World’s first eye transplant
For the first time, an American medical team from the New York University Langone Health has successfully implanted a complete eye in a severely injured American.
For years, surgeons have been 𝐭𝐫𝐚𝐧𝐬𝐩𝐥𝐚𝐧𝐭𝐢𝐧𝐠 𝐜𝐨𝐫𝐧𝐞𝐚𝐬 𝐰𝐢𝐭𝐡 𝐠𝐫𝐞𝐚𝐭 𝐬𝐮𝐜𝐜𝐞𝐬𝐬 to treat certain types of vision loss. On May 27, a US veteran, who survived a high-voltage electrical accident two year before, underwent a 21-hour surgical procedure in which half of his face was replaced. He 𝐫𝐞𝐜𝐞𝐢𝐯𝐞𝐝 𝐚 𝐜𝐨𝐦𝐩𝐥𝐞𝐭𝐞 𝐥𝐞𝐟𝐭 𝐞𝐲𝐞 and part of his face from a male donor in his thirties. During the operation, 𝐝𝐨𝐜𝐭𝐨𝐫𝐬 𝐚𝐥𝐬𝐨 𝐢𝐧𝐣𝐞𝐜𝐭𝐞𝐝 𝐚𝐝𝐮𝐥𝐭 𝐬𝐭𝐞𝐦 𝐜𝐞𝐥𝐥𝐬 from the donor’s bone marrow 𝐢𝐧𝐭𝐨 𝐭𝐡𝐞 𝐨𝐩𝐭𝐢𝐜 𝐧𝐞𝐫𝐯𝐞. These cells are known for their ability to undergo multiple divisions to create healthy cells capable of replacing damaged or dysfunctional elements. In this way, they optimized nerve regeneration in the graft.

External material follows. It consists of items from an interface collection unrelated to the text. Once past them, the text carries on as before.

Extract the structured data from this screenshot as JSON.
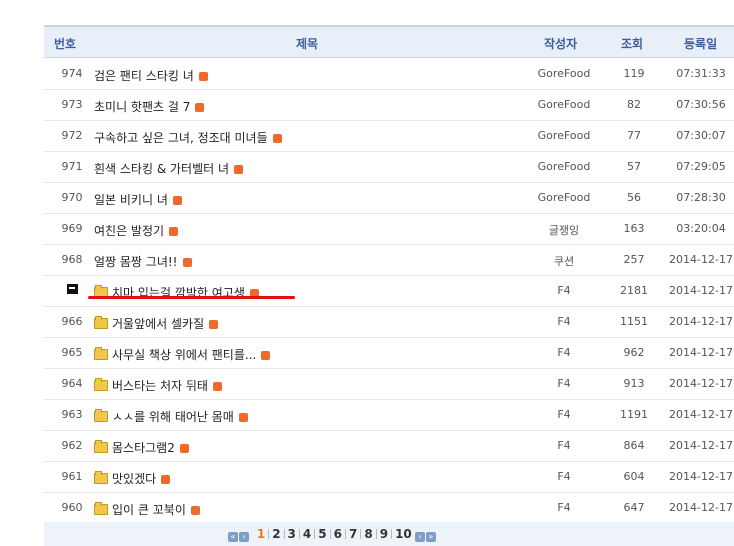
{
  "header": {
    "num": "번호",
    "title": "제목",
    "author": "작성자",
    "views": "조회",
    "date": "등록일"
  },
  "rows": [
    {
      "num": "974",
      "title": "검은 팬티 스타킹 녀",
      "author": "GoreFood",
      "views": "119",
      "date": "07:31:33",
      "folder": false
    },
    {
      "num": "973",
      "title": "초미니 핫팬츠 걸 7",
      "author": "GoreFood",
      "views": "82",
      "date": "07:30:56",
      "folder": false
    },
    {
      "num": "972",
      "title": "구속하고 싶은 그녀, 정조대 미녀들",
      "author": "GoreFood",
      "views": "77",
      "date": "07:30:07",
      "folder": false
    },
    {
      "num": "971",
      "title": "흰색 스타킹 & 가터벨터 녀",
      "author": "GoreFood",
      "views": "57",
      "date": "07:29:05",
      "folder": false
    },
    {
      "num": "970",
      "title": "일본 비키니 녀",
      "author": "GoreFood",
      "views": "56",
      "date": "07:28:30",
      "folder": false
    },
    {
      "num": "969",
      "title": "여친은 발정기",
      "author": "글쟁잉",
      "views": "163",
      "date": "03:20:04",
      "folder": false
    },
    {
      "num": "968",
      "title": "얼짱 몸짱 그녀!!",
      "author": "쿠션",
      "views": "257",
      "date": "2014-12-17",
      "folder": false
    },
    {
      "num": "",
      "title": "치마 입는걸 깜박한 여고생",
      "author": "F4",
      "views": "2181",
      "date": "2014-12-17",
      "folder": true,
      "current": true
    },
    {
      "num": "966",
      "title": "거울앞에서 셀카질",
      "author": "F4",
      "views": "1151",
      "date": "2014-12-17",
      "folder": true
    },
    {
      "num": "965",
      "title": "사무실 책상 위에서 팬티를...",
      "author": "F4",
      "views": "962",
      "date": "2014-12-17",
      "folder": true
    },
    {
      "num": "964",
      "title": "버스타는 처자 뒤태",
      "author": "F4",
      "views": "913",
      "date": "2014-12-17",
      "folder": true
    },
    {
      "num": "963",
      "title": "ㅅㅅ를 위해 태어난 몸매",
      "author": "F4",
      "views": "1191",
      "date": "2014-12-17",
      "folder": true
    },
    {
      "num": "962",
      "title": "몸스타그램2",
      "author": "F4",
      "views": "864",
      "date": "2014-12-17",
      "folder": true
    },
    {
      "num": "961",
      "title": "맛있겠다",
      "author": "F4",
      "views": "604",
      "date": "2014-12-17",
      "folder": true
    },
    {
      "num": "960",
      "title": "입이 큰 꼬북이",
      "author": "F4",
      "views": "647",
      "date": "2014-12-17",
      "folder": true
    }
  ],
  "pagination": {
    "pages": [
      "1",
      "2",
      "3",
      "4",
      "5",
      "6",
      "7",
      "8",
      "9",
      "10"
    ],
    "current": "1"
  }
}
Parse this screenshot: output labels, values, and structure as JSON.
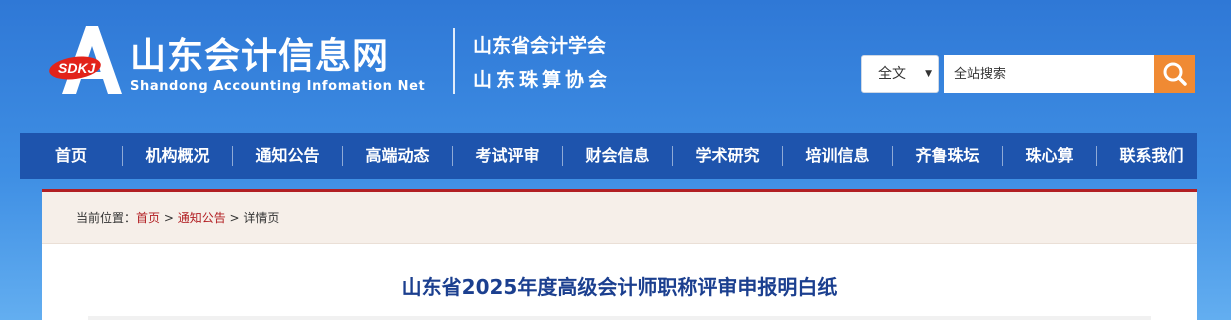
{
  "header": {
    "logo_text": "SDKJ",
    "site_title": "山东会计信息网",
    "site_subtitle": "Shandong Accounting Infomation Net",
    "org_line_1": "山东省会计学会",
    "org_line_2": "山东珠算协会"
  },
  "search": {
    "scope_value": "全文",
    "scope_arrow": "▼",
    "placeholder": "全站搜索",
    "button_icon": "search-icon",
    "button_color": "#f08a33"
  },
  "nav": {
    "items": [
      {
        "label": "首页"
      },
      {
        "label": "机构概况"
      },
      {
        "label": "通知公告"
      },
      {
        "label": "高端动态"
      },
      {
        "label": "考试评审"
      },
      {
        "label": "财会信息"
      },
      {
        "label": "学术研究"
      },
      {
        "label": "培训信息"
      },
      {
        "label": "齐鲁珠坛"
      },
      {
        "label": "珠心算"
      },
      {
        "label": "联系我们"
      }
    ]
  },
  "breadcrumb": {
    "prefix": "当前位置：",
    "home": "首页",
    "sep1": " > ",
    "section": "通知公告",
    "sep2": " > ",
    "current": "详情页"
  },
  "article": {
    "title": "山东省2025年度高级会计师职称评审申报明白纸"
  },
  "colors": {
    "nav_bg": "#1e54ad",
    "accent_red": "#b21f23",
    "title_blue": "#1b3f8f"
  }
}
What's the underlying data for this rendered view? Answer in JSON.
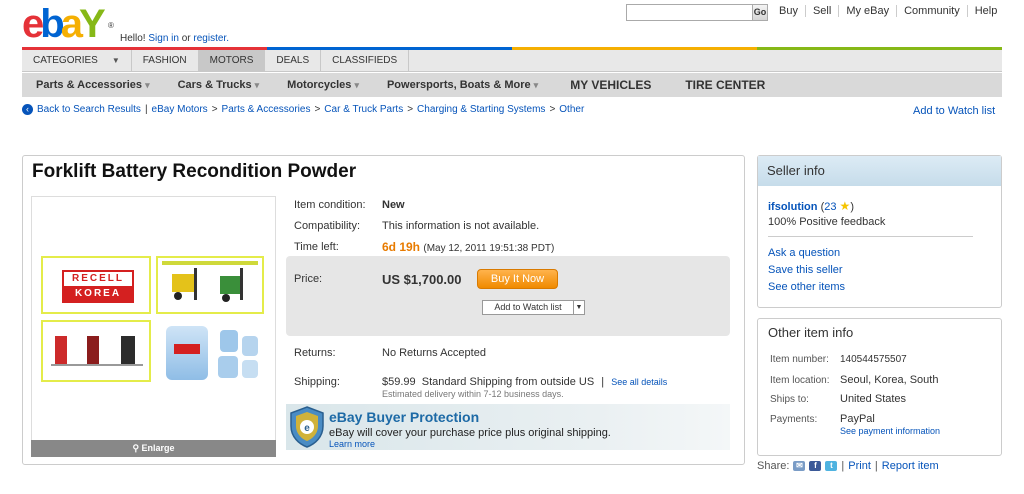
{
  "header": {
    "logo": {
      "e": "e",
      "b": "b",
      "a": "a",
      "y": "Y",
      "reg": "®"
    },
    "hello_text": "Hello!",
    "signin": "Sign in",
    "or_text": "or",
    "register": "register.",
    "search_button": "Go",
    "links": [
      "Buy",
      "Sell",
      "My eBay",
      "Community",
      "Help"
    ]
  },
  "tabs": [
    {
      "label": "Categories",
      "has_arrow": true
    },
    {
      "label": "Fashion"
    },
    {
      "label": "Motors",
      "active": true
    },
    {
      "label": "Deals"
    },
    {
      "label": "Classifieds"
    }
  ],
  "subnav": [
    {
      "label": "Parts & Accessories",
      "dd": "▾"
    },
    {
      "label": "Cars & Trucks",
      "dd": "▾"
    },
    {
      "label": "Motorcycles",
      "dd": "▾"
    },
    {
      "label": "Powersports, Boats & More",
      "dd": "▾"
    },
    {
      "label": "MY VEHICLES"
    },
    {
      "label": "TIRE CENTER"
    }
  ],
  "breadcrumb": {
    "back": "Back to Search Results",
    "items": [
      "eBay Motors",
      "Parts & Accessories",
      "Car & Truck Parts",
      "Charging & Starting Systems",
      "Other"
    ]
  },
  "watch_top": "Add to Watch list",
  "item": {
    "title": "Forklift Battery Recondition Powder",
    "enlarge": "Enlarge",
    "image_brand": "RECELL",
    "image_brand2": "KOREA",
    "condition_label": "Item condition:",
    "condition_value": "New",
    "compat_label": "Compatibility:",
    "compat_value": "This information is not available.",
    "time_label": "Time left:",
    "time_value": "6d 19h",
    "time_detail": "(May 12, 2011 19:51:38 PDT)",
    "price_label": "Price:",
    "price_value": "US $1,700.00",
    "buy_label": "Buy It Now",
    "watch_label": "Add to Watch list",
    "returns_label": "Returns:",
    "returns_value": "No Returns Accepted",
    "shipping_label": "Shipping:",
    "shipping_cost": "$59.99",
    "shipping_method": "Standard Shipping from outside US",
    "shipping_details": "See all details",
    "shipping_eta": "Estimated delivery within 7-12 business days."
  },
  "protection": {
    "title": "eBay Buyer Protection",
    "text": "eBay will cover your purchase price plus original shipping.",
    "learn": "Learn more"
  },
  "seller": {
    "heading": "Seller info",
    "name": "ifsolution",
    "score": "23",
    "feedback": "100% Positive feedback",
    "ask": "Ask a question",
    "save": "Save this seller",
    "other": "See other items"
  },
  "other_info": {
    "heading": "Other item info",
    "rows": [
      {
        "label": "Item number:",
        "value": "140544575507"
      },
      {
        "label": "Item location:",
        "value": "Seoul, Korea, South"
      },
      {
        "label": "Ships to:",
        "value": "United States"
      },
      {
        "label": "Payments:",
        "value": "PayPal"
      }
    ],
    "payment_link": "See payment information"
  },
  "share": {
    "label": "Share:",
    "print": "Print",
    "report": "Report item"
  },
  "colors": {
    "ebay_red": "#e53238",
    "ebay_blue": "#0064d2",
    "ebay_yellow": "#f5af02",
    "ebay_green": "#86b817",
    "link": "#0654ba",
    "time_orange": "#e87b00"
  }
}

While the doctors thought that the graft would only last three months, 𝐟𝐢𝐯𝐞 𝐦𝐨𝐧𝐭𝐡𝐬, 𝐥𝐚𝐭𝐞𝐫 𝐭𝐡𝐞 𝐞𝐲𝐞 𝐢𝐬 𝐢𝐧 𝐠𝐨𝐨𝐝 𝐜𝐨𝐧𝐝𝐢𝐭𝐢𝐨𝐧, with direct blood flow to the retina, which is the area at the back of the eye that sends images to the brain. Although the 𝐩𝐚𝐭𝐢𝐞𝐧𝐭 𝐡𝐚𝐬 𝐧𝐨𝐭 𝐫𝐞𝐠𝐚𝐢𝐧𝐞𝐝 𝐡𝐢𝐬 𝐬𝐢𝐠𝐡𝐭, the doctors are very satisfied with the surgery, as there have been 𝐧𝐨 𝐬𝐢𝐠𝐧𝐬 𝐨𝐟 𝐫𝐞𝐣𝐞𝐜𝐭𝐢𝐨𝐧 𝐭𝐨 𝐝𝐚𝐭𝐞. This is an incredible achievement, even if there is still some uncertainty as to whether sight can be restored after such a major procedure.

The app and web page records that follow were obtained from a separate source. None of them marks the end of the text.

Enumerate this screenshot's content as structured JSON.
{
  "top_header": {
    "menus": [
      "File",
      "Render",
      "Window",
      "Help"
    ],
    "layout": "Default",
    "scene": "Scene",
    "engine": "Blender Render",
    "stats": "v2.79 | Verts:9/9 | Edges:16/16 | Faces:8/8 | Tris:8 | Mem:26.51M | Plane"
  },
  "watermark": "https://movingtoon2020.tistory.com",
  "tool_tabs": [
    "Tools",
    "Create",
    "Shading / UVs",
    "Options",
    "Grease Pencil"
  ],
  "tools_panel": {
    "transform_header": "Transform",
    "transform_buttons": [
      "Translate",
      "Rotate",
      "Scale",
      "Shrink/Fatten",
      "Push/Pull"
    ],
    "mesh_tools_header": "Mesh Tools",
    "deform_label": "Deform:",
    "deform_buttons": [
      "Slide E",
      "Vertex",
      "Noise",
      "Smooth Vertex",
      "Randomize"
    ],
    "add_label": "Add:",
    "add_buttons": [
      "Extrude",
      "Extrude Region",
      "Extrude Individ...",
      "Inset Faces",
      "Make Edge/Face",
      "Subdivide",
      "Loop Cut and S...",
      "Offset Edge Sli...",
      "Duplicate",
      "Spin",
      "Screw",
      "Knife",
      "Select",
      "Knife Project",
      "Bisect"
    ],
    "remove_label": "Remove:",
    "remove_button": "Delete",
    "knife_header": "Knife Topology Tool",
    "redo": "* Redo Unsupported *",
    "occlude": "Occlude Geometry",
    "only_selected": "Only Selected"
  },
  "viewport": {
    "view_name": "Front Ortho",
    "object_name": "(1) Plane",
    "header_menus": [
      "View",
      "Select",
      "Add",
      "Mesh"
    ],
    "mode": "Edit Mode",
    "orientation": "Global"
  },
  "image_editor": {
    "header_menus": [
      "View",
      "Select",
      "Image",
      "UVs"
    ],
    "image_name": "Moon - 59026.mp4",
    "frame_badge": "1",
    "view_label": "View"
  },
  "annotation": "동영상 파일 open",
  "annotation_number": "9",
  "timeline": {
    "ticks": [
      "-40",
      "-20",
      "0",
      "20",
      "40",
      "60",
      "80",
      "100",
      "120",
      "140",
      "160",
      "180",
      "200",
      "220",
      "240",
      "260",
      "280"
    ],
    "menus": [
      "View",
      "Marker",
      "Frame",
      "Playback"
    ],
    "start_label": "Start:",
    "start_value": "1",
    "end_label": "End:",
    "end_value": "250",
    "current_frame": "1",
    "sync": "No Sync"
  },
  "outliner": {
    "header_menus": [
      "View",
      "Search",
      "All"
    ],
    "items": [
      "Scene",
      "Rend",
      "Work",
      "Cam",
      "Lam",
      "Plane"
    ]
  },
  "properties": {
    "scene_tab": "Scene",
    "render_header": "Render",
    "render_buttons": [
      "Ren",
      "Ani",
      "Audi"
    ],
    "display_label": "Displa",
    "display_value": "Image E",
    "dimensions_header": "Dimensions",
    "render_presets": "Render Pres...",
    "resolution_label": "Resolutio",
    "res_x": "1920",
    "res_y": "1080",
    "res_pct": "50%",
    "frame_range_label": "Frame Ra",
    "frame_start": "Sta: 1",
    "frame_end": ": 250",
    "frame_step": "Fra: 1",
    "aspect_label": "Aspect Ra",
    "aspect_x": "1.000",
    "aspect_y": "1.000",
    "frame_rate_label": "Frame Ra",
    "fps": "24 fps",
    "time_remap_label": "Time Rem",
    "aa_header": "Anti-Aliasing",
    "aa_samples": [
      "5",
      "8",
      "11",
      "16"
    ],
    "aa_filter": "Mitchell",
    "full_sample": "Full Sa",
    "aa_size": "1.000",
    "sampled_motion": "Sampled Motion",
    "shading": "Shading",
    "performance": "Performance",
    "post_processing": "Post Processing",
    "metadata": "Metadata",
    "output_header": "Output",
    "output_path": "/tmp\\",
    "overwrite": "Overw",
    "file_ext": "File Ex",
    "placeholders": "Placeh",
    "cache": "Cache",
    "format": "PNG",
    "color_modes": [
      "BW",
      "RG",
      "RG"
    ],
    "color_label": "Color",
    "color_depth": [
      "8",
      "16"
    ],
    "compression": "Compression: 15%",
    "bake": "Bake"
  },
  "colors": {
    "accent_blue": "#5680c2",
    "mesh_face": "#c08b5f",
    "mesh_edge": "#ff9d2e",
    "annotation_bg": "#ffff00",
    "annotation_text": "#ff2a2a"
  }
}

Further procedures and investigations are required to extend this operation to a larger number of patients. However, it already marks a 𝐜𝐨𝐧𝐬𝐢𝐝𝐞𝐫𝐚𝐛𝐥𝐞 𝐬𝐭𝐞𝐩 𝐟𝐨𝐫𝐰𝐚𝐫𝐝 𝐢𝐧 𝐭𝐡𝐞 𝐟𝐢𝐞𝐥𝐝 𝐨𝐟 𝐦𝐞𝐝𝐢𝐜𝐢𝐧𝐞.